The minstrel and the rubbish

Written by: Vassilis Comporozos

The minstrel and the rubbish
	To a homeless in N.Y., who had a guitar to keep him company
                   
                                      But he that is greatest among you shall be your servant. 
                                                                                                   (Matthew, 23, 11)
The rubbish was blown aside
by the arid marching of the wind
leaving the whole street clear
for the minstrel who was crooning
his latest composition
to the street’s dream-recipients,

while the voltage of the wind
was going down at intervals
under the burden 
of the unexpected stave.

The night was watchful 
- you’d say she dreaded –
lest she bumped into the chords
and crush their solitary waving.
Breastfeeding music the minstrel
was opening up new pathways
to the question marks
of his melodies.

Me, what was I then
I still haven’t found.
Wind, rubbish, onlooker
or something else?

The minstrel ’s mute audience,
the rubbish, transcended its nature
at Time’s attendance register

and, after all, it would not
have always been rubbish
and some of it would have had
its own illustrious past, too,
and it must have known
what it means to have
eyes that leave Love
as a map to find them back
and warmth that has left,
as a memorial,
its fleeting past,
with Hope
as its one and only stamp.

All alone the minstrel,
homeless with his homeless guitar
housed his trivial dreams,
under the yoke 
of the obese city’s wind,

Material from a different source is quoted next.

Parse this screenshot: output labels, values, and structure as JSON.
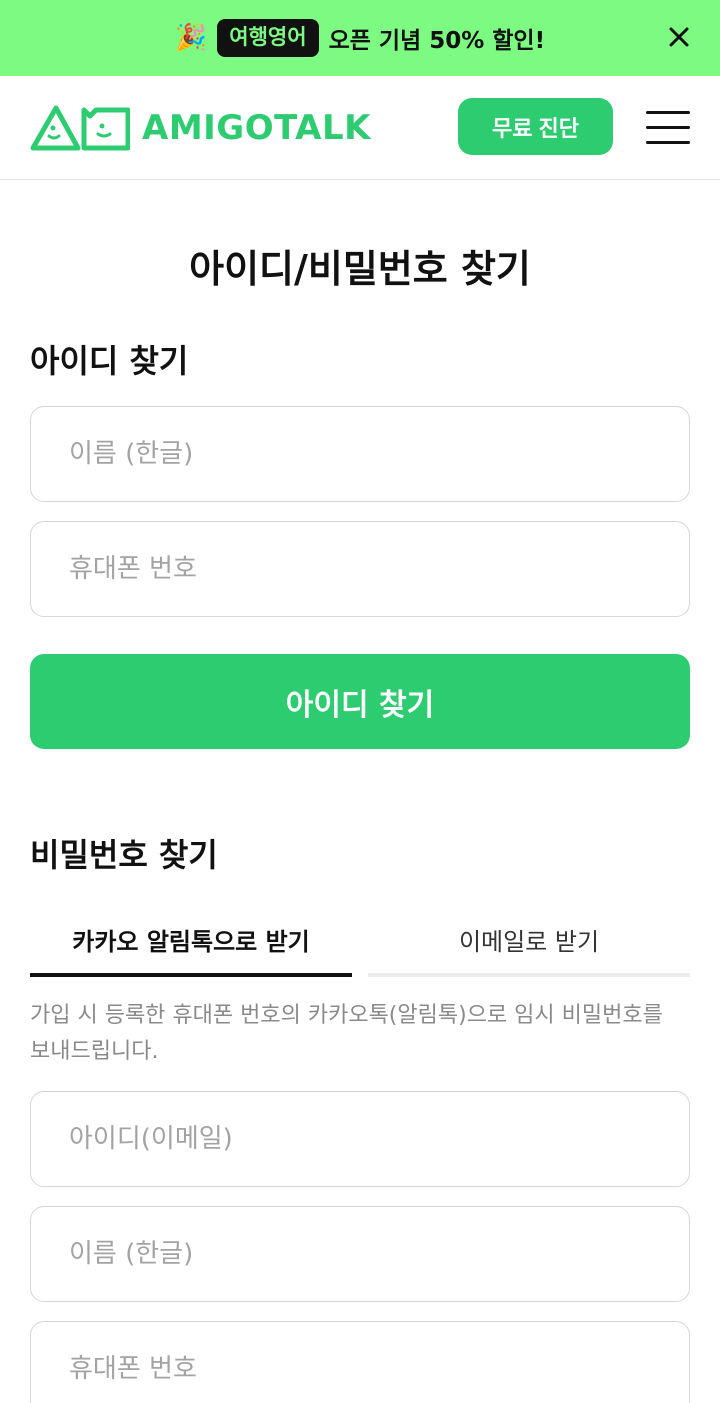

in his Heavenly Melodies. 
(translated by the original ‘O ???a??d?? ?a? ta s???p?da’, by the poet,  from his book of the same title.)